EXERCISE DESCRIPTION
From the listing below, copy every line with the word "this".

SUPPLIED MATERIAL
========================

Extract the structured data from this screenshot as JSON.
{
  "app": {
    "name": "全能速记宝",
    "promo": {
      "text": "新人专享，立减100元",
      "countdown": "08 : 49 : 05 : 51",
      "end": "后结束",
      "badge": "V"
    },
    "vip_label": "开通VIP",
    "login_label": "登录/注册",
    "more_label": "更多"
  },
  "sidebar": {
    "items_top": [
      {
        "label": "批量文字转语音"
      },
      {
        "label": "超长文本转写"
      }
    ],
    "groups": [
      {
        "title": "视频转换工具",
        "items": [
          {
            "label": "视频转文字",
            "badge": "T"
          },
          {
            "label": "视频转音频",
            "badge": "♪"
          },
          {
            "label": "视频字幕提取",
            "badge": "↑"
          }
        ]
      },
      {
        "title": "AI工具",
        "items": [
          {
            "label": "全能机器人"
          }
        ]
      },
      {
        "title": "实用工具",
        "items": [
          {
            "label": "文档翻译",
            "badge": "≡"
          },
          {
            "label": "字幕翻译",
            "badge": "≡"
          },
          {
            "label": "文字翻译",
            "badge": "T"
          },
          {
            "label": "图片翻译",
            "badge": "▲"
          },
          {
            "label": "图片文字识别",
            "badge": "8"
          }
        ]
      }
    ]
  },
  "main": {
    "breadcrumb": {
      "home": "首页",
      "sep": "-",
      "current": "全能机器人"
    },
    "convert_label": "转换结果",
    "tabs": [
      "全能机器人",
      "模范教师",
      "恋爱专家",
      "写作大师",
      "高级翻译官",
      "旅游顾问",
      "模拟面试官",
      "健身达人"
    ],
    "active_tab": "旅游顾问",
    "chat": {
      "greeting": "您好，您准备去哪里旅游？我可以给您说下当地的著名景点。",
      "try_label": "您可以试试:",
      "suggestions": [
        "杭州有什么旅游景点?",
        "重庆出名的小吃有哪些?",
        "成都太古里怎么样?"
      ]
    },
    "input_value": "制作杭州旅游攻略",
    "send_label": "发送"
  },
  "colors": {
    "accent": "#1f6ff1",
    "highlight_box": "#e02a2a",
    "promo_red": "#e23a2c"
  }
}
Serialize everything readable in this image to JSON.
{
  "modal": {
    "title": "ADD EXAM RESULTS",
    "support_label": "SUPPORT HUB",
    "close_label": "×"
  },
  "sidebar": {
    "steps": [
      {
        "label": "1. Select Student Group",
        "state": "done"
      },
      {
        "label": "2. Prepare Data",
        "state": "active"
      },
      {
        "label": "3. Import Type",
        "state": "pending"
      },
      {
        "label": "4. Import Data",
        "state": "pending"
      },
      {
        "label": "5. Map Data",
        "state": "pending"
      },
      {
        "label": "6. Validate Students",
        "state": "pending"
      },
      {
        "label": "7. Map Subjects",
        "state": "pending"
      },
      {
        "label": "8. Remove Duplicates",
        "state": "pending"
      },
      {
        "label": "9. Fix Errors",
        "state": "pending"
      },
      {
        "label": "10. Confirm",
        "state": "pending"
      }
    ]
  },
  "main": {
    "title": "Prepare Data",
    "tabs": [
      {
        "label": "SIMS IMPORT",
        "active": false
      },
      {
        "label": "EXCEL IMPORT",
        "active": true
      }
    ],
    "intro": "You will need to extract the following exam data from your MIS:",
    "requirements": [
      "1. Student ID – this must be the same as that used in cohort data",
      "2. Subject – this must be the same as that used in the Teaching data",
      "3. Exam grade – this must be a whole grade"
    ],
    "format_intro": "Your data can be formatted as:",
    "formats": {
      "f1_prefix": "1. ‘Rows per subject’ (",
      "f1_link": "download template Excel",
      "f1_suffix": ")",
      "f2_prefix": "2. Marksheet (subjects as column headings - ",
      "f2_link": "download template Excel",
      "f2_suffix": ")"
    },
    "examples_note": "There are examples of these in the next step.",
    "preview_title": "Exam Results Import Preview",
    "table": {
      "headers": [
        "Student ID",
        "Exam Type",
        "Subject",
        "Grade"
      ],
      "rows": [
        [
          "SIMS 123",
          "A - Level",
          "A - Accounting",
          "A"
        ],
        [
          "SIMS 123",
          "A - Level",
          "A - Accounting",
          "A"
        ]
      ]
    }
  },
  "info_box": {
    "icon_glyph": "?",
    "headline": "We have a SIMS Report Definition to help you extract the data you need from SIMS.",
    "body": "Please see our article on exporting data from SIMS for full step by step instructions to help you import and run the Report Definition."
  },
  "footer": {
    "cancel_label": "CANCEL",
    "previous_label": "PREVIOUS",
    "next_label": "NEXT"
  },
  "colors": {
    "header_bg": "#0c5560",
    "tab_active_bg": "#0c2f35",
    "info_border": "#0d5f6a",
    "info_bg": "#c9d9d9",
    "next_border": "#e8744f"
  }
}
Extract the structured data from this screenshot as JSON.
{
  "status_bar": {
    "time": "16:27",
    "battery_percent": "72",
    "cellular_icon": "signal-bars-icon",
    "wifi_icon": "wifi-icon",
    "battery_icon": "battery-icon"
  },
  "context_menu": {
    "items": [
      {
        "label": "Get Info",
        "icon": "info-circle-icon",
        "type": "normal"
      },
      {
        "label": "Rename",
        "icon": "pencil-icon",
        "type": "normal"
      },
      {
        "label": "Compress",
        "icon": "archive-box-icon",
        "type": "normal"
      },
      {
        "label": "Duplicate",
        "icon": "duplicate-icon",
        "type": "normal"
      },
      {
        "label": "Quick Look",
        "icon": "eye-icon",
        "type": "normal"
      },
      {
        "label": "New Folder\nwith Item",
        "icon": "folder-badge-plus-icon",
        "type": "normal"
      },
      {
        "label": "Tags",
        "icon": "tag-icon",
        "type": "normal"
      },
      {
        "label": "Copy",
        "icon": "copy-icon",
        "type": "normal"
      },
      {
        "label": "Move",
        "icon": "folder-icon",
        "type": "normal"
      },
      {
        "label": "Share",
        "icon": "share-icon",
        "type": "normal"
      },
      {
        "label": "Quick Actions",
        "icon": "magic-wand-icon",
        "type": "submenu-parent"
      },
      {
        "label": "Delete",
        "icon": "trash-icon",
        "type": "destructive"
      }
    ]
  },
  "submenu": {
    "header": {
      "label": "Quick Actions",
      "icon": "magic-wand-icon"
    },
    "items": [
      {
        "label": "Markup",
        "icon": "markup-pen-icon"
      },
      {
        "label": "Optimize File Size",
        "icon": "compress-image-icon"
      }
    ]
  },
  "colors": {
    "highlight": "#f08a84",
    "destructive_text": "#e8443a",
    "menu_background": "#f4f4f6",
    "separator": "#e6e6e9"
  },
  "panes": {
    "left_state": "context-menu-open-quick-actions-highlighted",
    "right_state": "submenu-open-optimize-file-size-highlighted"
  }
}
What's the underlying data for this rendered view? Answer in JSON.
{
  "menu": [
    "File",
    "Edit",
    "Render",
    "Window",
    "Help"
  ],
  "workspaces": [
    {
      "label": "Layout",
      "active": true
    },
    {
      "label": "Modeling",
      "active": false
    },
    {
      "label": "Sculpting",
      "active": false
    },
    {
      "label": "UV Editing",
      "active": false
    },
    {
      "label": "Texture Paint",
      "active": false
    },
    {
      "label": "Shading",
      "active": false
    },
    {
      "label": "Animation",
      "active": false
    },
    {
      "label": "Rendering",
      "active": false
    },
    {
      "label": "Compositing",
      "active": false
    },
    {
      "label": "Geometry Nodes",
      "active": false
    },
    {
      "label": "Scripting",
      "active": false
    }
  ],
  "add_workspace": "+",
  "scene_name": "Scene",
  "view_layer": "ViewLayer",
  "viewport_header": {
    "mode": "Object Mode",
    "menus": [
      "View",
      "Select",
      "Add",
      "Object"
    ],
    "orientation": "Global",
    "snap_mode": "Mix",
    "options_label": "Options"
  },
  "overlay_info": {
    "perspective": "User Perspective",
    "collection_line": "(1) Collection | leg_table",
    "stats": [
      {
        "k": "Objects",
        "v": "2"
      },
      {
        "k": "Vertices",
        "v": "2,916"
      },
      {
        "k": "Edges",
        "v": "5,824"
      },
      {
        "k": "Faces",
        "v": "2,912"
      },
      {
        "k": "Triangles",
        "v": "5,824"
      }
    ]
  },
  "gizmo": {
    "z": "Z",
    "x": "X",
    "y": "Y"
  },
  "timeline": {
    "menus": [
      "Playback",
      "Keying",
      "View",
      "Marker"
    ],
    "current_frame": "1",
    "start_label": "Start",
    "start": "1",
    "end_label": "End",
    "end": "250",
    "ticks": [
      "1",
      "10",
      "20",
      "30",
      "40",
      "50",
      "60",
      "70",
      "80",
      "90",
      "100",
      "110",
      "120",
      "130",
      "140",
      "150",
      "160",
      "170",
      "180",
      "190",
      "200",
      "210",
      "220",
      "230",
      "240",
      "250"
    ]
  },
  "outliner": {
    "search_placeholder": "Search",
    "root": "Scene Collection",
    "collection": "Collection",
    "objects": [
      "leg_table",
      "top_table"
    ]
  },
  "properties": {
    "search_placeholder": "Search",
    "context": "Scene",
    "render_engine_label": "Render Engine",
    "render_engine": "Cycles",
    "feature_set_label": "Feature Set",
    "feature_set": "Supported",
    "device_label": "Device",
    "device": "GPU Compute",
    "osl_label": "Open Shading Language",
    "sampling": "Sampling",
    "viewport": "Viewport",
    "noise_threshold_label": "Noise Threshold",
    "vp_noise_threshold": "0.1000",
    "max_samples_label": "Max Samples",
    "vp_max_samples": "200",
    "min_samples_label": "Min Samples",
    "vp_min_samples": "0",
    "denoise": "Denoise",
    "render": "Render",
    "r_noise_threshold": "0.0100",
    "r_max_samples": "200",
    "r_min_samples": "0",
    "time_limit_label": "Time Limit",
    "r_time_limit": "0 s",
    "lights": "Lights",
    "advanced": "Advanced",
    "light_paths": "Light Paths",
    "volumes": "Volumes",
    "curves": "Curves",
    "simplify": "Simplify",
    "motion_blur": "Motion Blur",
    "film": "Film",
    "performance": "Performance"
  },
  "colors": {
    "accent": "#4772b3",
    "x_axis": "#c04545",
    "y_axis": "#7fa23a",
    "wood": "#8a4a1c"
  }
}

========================

TASK ANSWER
Extract the structured data from this screenshot as JSON.
Serialize everything readable in this image to JSON.
      "1. Student ID – this must be the same as that used in cohort data",
      "2. Subject – this must be the same as that used in the Teaching data",
      "3. Exam grade – this must be a whole grade"
Extract the structured data from this screenshot as JSON.
What's the underlying data for this rendered view? Answer in JSON.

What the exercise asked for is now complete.